## Task requirements
From the first entry to the last, copy each one exactly.

## Materials provided
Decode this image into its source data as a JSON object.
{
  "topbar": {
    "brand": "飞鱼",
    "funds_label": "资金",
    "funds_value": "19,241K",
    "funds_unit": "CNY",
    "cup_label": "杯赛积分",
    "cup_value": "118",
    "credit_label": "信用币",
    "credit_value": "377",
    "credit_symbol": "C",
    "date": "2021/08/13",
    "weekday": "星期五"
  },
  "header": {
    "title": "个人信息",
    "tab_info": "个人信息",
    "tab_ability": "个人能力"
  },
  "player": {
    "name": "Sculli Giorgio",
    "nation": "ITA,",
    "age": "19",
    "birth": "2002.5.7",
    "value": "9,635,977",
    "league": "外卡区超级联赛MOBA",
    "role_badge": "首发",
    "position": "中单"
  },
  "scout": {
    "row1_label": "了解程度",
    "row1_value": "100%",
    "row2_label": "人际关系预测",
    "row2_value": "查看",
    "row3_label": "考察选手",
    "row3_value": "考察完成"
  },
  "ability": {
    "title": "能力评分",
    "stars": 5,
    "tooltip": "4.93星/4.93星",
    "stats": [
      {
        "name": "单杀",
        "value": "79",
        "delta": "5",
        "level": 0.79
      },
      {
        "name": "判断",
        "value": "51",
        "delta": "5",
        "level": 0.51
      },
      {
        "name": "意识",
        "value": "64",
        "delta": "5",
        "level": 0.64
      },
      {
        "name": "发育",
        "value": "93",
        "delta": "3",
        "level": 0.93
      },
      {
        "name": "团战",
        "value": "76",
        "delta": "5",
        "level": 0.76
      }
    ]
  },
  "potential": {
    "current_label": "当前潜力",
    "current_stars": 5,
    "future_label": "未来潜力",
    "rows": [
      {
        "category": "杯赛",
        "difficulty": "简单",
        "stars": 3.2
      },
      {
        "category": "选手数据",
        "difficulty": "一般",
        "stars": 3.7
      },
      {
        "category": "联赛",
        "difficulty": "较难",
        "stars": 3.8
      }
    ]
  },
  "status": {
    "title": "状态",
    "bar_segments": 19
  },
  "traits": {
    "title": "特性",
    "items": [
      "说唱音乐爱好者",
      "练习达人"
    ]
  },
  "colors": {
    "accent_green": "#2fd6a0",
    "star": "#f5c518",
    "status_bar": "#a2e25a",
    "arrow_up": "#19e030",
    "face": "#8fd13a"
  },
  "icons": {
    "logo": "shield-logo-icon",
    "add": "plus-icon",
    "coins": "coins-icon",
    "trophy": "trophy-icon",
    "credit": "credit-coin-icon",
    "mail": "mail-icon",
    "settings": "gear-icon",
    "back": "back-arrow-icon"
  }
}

## Task solution
Decode this image into its source data as a JSON object.
{
  "topbar": {
    "brand": "飞鱼",
    "funds_label": "资金",
    "funds_value": "19,241K",
    "funds_unit": "CNY",
    "cup_label": "杯赛积分",
    "cup_value": "118",
    "credit_label": "信用币",
    "credit_value": "377",
    "credit_symbol": "C",
    "date": "2021/08/13",
    "weekday": "星期五"
  },
  "header": {
    "title": "个人信息",
    "tab_info": "个人信息",
    "tab_ability": "个人能力"
  },
  "player": {
    "name": "Sculli Giorgio",
    "nation": "ITA,",
    "age": "19",
    "birth": "2002.5.7",
    "value": "9,635,977",
    "league": "外卡区超级联赛MOBA",
    "role_badge": "首发",
    "position": "中单"
  },
  "scout": {
    "row1_label": "了解程度",
    "row1_value": "100%",
    "row2_label": "人际关系预测",
    "row2_value": "查看",
    "row3_label": "考察选手",
    "row3_value": "考察完成"
  },
  "ability": {
    "title": "能力评分",
    "stars": 5,
    "tooltip": "4.93星/4.93星",
    "stats": [
      {
        "name": "单杀",
        "value": "79",
        "delta": "5",
        "level": 0.79
      },
      {
        "name": "判断",
        "value": "51",
        "delta": "5",
        "level": 0.51
      },
      {
        "name": "意识",
        "value": "64",
        "delta": "5",
        "level": 0.64
      },
      {
        "name": "发育",
        "value": "93",
        "delta": "3",
        "level": 0.93
      },
      {
        "name": "团战",
        "value": "76",
        "delta": "5",
        "level": 0.76
      }
    ]
  },
  "potential": {
    "current_label": "当前潜力",
    "current_stars": 5,
    "future_label": "未来潜力",
    "rows": [
      {
        "category": "杯赛",
        "difficulty": "简单",
        "stars": 3.2
      },
      {
        "category": "选手数据",
        "difficulty": "一般",
        "stars": 3.7
      },
      {
        "category": "联赛",
        "difficulty": "较难",
        "stars": 3.8
      }
    ]
  },
  "status": {
    "title": "状态",
    "bar_segments": 19
  },
  "traits": {
    "title": "特性",
    "items": [
      "说唱音乐爱好者",
      "练习达人"
    ]
  },
  "colors": {
    "accent_green": "#2fd6a0",
    "star": "#f5c518",
    "status_bar": "#a2e25a",
    "arrow_up": "#19e030",
    "face": "#8fd13a"
  },
  "icons": {
    "logo": "shield-logo-icon",
    "add": "plus-icon",
    "coins": "coins-icon",
    "trophy": "trophy-icon",
    "credit": "credit-coin-icon",
    "mail": "mail-icon",
    "settings": "gear-icon",
    "back": "back-arrow-icon"
  }
}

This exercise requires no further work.